The Administrative Appeals Tribunal has ordered the end to the lethal culling of sharks in the Great Barrier Reef on Tuesday.

“The Tribunal has found that the killing of sharks does not reduce the risk of unprovoked shark interactions,” Humane Society International (HSI) posted in their website.

‘Since the 1960s, sharks have been shot dead in the Great Barrier Reef. Today, this has ended,” Lawrence Chlebeck, marine campaigner at HSI, said in a statement. “This is a massive victory for sharks and marine wildlife.”

Therefore, the Tribunal has ordered for the list of 19 target species be ripped up so that sharks can no longer suffer and be killed by a single gunshot. Also, they have ordered that the drumlines, which kills the sharks slowly and painfully, be checked more frequently and if they find a live shark stranded on the drumline, they must be released.

Tiger, bull, and white sharks must also be tagged before they are released off shore. The Tribunal found that tiger sharks and others have suffered enough and have been reduced in its population in the Great Barrier Reef, based from the evidence presented at court.

The full decision of the Administrative Appeals Tribunal is attached below. (Source: HSI Australia)

1. The current permit is to be varied to include a condition requiring the permittee (Great Barrier Reef Marine Park Authority) to carry out the Shark Control Program in a manner that avoids, to the greatest extent possible, the lethal take of shark species;

2. The target shark list is to be removed from the current permit;

3. The current permit is to be varied to ensure that the euthanasia of sharks caught on the drum lines is only to be undertaken on animal welfare grounds, specifically when a shark is unlikely to survive release due to its condition or an injury, or which cannot be safely removed alive due to weather conditions or hooking location;

4. The current permit is to be varied to ensure sharks are attended to as soon as possible when captured on drum lines, preferably within 24 hours;

5. The current permit is to be varied to ensure all tiger, bull and white sharks caught on drum lines are tagged, using best available technology, before being released so that their movements may be monitored and researched;

6. The current permit is to be varied to ensure tagged sharks be relocated off shore, where possible, and not at site of capture;

7. The current permit is to be varied to ensure SMART drum lines are trialled and implemented on a progressive basis as soon a reasonably possible.
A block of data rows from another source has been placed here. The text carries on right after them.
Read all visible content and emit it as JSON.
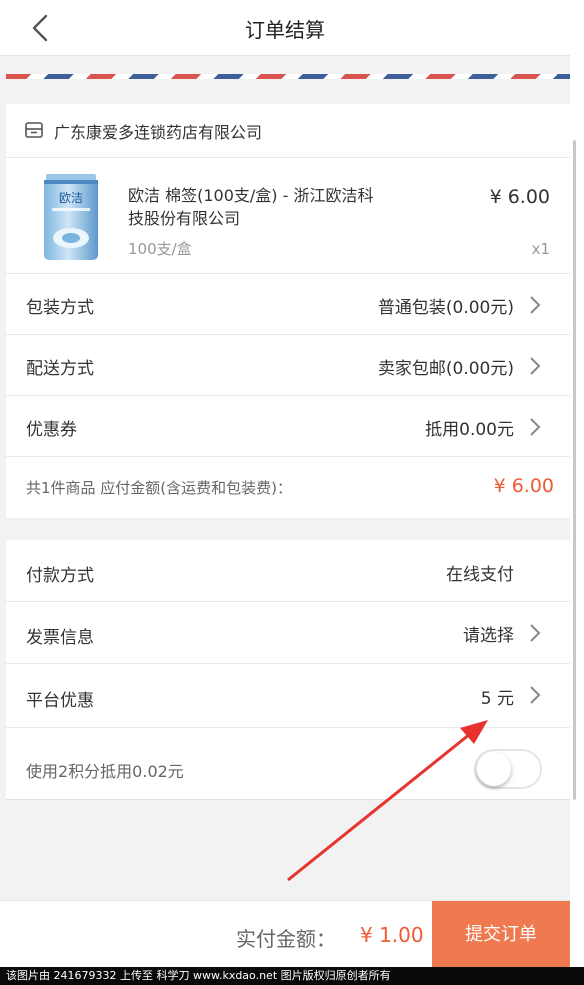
{
  "header": {
    "title": "订单结算"
  },
  "store": {
    "name": "广东康爱多连锁药店有限公司"
  },
  "product": {
    "name": "欧洁 棉签(100支/盒) - 浙江欧洁科技股份有限公司",
    "name_line1": "欧洁 棉签(100支/盒) - 浙江欧洁科",
    "name_line2": "技股份有限公司",
    "spec": "100支/盒",
    "price": "¥ 6.00",
    "qty": "x1",
    "image_text": "欧洁"
  },
  "options": [
    {
      "label": "包装方式",
      "value": "普通包装(0.00元)"
    },
    {
      "label": "配送方式",
      "value": "卖家包邮(0.00元)"
    },
    {
      "label": "优惠券",
      "value": "抵用0.00元"
    }
  ],
  "summary": {
    "text": "共1件商品 应付金额(含运费和包装费)：",
    "amount": "¥ 6.00"
  },
  "payment": [
    {
      "label": "付款方式",
      "value": "在线支付"
    },
    {
      "label": "发票信息",
      "value": "请选择"
    },
    {
      "label": "平台优惠",
      "value": "5 元"
    }
  ],
  "points": {
    "label": "使用2积分抵用0.02元",
    "enabled": false
  },
  "footer": {
    "pay_label": "实付金额：",
    "pay_amount": "¥ 1.00",
    "submit_label": "提交订单"
  },
  "watermark": "该图片由 241679332 上传至 科学刀 www.kxdao.net 图片版权归原创者所有",
  "colors": {
    "accent": "#ee5c35",
    "button": "#f07a50",
    "annotation": "#e8322d"
  }
}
8. The current permit is to be varied to include a condition that requires research to be conducted into alternative non-lethal shark control measures; and
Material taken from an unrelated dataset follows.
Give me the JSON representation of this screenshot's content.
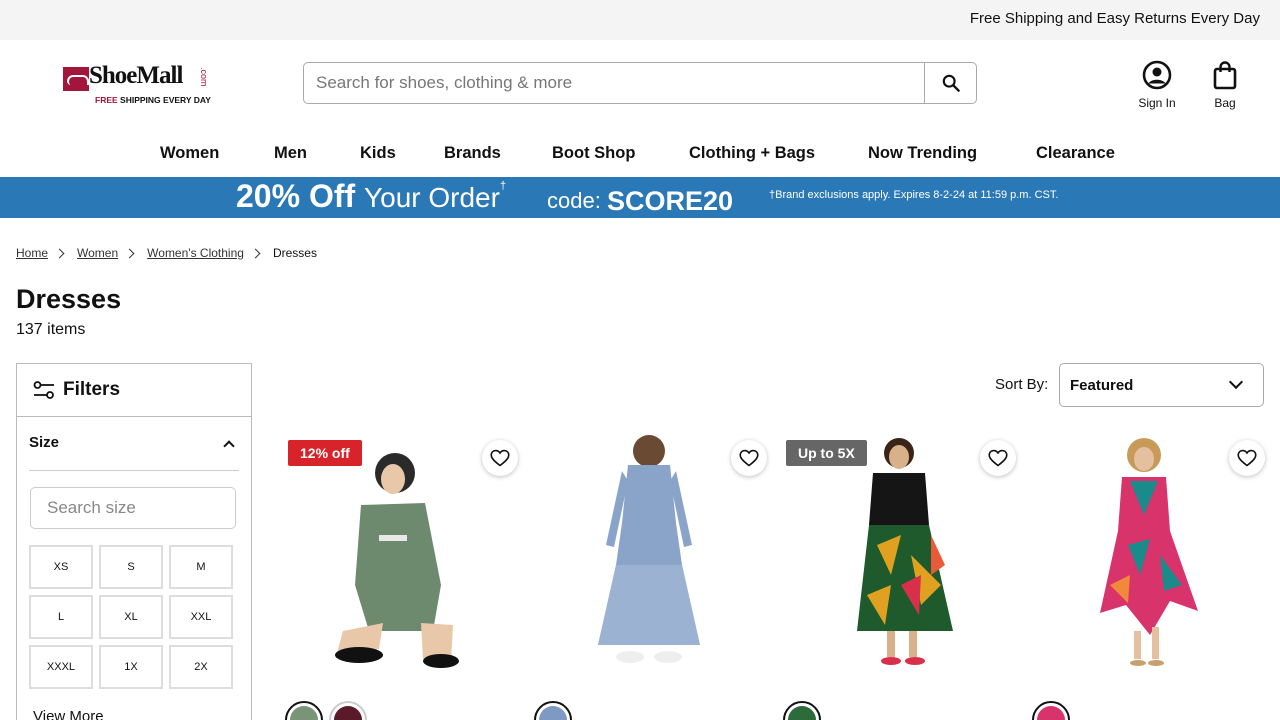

9. The current permit is to be varied to include a condition requiring research be conducted into the tiger shark population.